--- Assignment ---
The required result is a line count: how many lines in this data hold the word "label". Give only that.

--- Supplied material ---
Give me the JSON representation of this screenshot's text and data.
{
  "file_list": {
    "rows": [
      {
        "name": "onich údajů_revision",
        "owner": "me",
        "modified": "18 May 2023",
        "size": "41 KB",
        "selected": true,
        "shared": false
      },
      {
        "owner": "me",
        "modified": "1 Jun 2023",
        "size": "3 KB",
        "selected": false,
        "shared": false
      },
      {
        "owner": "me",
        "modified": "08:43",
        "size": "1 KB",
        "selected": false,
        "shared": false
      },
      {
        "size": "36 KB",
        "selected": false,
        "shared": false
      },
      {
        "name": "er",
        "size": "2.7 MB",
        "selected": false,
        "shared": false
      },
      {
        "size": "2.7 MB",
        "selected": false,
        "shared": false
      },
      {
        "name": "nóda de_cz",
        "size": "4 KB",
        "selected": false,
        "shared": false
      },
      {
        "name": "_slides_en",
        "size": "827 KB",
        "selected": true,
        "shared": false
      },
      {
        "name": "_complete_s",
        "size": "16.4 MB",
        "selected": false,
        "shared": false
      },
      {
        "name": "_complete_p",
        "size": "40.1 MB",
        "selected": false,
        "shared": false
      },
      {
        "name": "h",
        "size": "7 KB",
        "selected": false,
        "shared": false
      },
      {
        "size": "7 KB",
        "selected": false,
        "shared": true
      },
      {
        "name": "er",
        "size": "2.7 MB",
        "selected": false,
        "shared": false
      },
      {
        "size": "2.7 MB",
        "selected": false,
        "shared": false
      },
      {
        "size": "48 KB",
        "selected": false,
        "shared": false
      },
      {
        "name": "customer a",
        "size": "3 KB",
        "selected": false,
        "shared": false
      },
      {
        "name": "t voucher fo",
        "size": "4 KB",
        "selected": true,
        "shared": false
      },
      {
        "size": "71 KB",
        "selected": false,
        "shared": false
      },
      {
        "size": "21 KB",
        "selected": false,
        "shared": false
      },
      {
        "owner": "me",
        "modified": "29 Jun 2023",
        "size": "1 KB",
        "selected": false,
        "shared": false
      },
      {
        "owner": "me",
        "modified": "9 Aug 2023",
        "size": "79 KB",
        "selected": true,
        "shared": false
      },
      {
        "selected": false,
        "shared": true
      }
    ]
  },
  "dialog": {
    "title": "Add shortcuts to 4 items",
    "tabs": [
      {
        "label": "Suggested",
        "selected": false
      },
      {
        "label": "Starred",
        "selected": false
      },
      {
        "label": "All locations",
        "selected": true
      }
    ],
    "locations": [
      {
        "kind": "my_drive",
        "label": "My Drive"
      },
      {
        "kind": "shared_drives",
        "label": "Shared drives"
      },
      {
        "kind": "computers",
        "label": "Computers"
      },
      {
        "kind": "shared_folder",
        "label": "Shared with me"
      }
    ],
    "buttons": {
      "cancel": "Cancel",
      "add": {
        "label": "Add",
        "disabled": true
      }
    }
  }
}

--- Task result ---
8